As a result, this estate holds the distinction of being the only private US residence to have been owned by two unrelated presidents. Harrison inherited the property in 1790 and owned it for three years, but never occupied the residence (he was soon to join the army and move west). Harrison sold the estate and it was later purchased by Tyler who made it his full time residence from the time he left the White House until his death in 1862. Since that time it has been continuously owned by Tyler’s descendants.
Tyler’s “retirement house” has the additional distinction of being the longest frame dwelling in America, at just about three-hundred feet in length. If nothing else is clear from the photo, it is quite obvious this is no small home (it is not difficult to find from the air).
Because fate provided so little distance between these historical landmarks, I flew over both Harrison’s and Tyler’s estates on the same flight earlier this month. Flying from one to the other took all of three minutes, and they are just minutes from the Richmond International Airport, under the approach to runway 34.
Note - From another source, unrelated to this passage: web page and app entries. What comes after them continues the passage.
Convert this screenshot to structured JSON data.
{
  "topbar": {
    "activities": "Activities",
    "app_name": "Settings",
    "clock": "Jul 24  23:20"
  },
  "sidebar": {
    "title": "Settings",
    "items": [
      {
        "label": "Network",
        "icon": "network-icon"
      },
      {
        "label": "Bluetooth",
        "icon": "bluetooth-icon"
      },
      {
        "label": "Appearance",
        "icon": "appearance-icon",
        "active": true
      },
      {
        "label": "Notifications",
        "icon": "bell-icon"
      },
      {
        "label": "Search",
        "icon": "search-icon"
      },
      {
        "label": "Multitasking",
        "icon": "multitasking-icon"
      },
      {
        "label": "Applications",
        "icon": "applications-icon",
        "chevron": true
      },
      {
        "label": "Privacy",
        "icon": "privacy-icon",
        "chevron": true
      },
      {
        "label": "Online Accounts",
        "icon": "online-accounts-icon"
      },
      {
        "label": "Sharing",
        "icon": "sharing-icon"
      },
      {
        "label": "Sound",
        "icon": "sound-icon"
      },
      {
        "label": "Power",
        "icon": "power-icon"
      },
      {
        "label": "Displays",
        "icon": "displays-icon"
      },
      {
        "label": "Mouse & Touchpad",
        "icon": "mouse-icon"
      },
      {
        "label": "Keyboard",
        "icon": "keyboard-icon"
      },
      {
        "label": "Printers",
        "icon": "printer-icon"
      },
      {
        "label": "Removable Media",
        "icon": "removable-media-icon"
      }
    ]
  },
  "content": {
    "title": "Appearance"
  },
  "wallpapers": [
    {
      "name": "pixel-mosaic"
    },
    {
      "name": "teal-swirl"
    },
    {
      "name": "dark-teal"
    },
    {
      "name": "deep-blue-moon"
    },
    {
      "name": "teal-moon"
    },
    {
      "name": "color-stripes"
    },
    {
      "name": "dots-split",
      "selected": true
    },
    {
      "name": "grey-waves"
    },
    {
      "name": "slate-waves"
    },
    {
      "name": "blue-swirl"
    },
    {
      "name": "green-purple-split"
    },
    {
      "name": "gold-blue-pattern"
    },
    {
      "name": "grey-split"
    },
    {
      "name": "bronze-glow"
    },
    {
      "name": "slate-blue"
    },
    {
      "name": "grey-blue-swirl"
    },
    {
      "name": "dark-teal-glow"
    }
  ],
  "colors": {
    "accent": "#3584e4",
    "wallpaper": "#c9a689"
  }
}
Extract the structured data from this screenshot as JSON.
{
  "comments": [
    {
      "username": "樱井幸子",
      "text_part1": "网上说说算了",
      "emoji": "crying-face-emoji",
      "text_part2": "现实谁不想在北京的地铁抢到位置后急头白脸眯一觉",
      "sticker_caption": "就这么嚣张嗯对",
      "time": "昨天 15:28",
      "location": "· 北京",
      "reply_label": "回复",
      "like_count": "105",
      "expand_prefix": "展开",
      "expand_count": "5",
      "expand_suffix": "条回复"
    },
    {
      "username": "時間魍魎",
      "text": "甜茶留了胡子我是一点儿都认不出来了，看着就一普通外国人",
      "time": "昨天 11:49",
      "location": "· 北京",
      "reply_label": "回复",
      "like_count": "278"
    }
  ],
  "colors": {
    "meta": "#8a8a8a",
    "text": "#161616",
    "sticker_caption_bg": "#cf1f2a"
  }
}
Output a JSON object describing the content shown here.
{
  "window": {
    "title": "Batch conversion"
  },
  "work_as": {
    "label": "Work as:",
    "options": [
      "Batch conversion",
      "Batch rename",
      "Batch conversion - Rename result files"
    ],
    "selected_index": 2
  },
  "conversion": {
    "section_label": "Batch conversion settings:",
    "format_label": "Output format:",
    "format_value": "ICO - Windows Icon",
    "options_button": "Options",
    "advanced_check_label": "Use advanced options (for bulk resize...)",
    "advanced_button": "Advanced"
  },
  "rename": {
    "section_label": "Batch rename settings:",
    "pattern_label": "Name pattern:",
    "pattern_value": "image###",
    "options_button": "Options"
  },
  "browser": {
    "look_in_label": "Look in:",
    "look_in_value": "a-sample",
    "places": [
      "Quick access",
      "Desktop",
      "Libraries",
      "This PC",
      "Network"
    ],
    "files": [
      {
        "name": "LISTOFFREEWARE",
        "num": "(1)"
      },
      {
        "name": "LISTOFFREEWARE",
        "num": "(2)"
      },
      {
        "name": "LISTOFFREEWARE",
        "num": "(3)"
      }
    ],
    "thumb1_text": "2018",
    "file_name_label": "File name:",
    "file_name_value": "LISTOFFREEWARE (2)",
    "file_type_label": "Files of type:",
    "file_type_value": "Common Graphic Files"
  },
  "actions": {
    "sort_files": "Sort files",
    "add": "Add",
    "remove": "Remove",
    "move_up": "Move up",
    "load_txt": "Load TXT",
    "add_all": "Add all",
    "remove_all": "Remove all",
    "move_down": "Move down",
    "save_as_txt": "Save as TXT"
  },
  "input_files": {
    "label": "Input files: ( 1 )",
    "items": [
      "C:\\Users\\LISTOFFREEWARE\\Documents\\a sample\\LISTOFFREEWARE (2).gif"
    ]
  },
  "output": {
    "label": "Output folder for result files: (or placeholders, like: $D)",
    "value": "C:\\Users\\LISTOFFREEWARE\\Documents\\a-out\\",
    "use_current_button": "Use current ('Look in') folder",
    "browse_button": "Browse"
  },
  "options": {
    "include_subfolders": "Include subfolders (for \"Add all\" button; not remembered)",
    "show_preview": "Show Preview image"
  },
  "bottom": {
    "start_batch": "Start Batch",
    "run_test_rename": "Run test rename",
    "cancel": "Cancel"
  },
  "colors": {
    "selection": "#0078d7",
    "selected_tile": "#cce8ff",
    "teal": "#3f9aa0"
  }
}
Over half of our presidents never had the chance to enjoy the world as viewed from above. Not until Teddy Roosevelt left office and enjoyed a short flight in St. Louis did a chief executive (retired or active) fly in an aircraft. But for those precious moments when my cellphone is turned off and I’m enjoying the physics of flight, history feels truly timeless.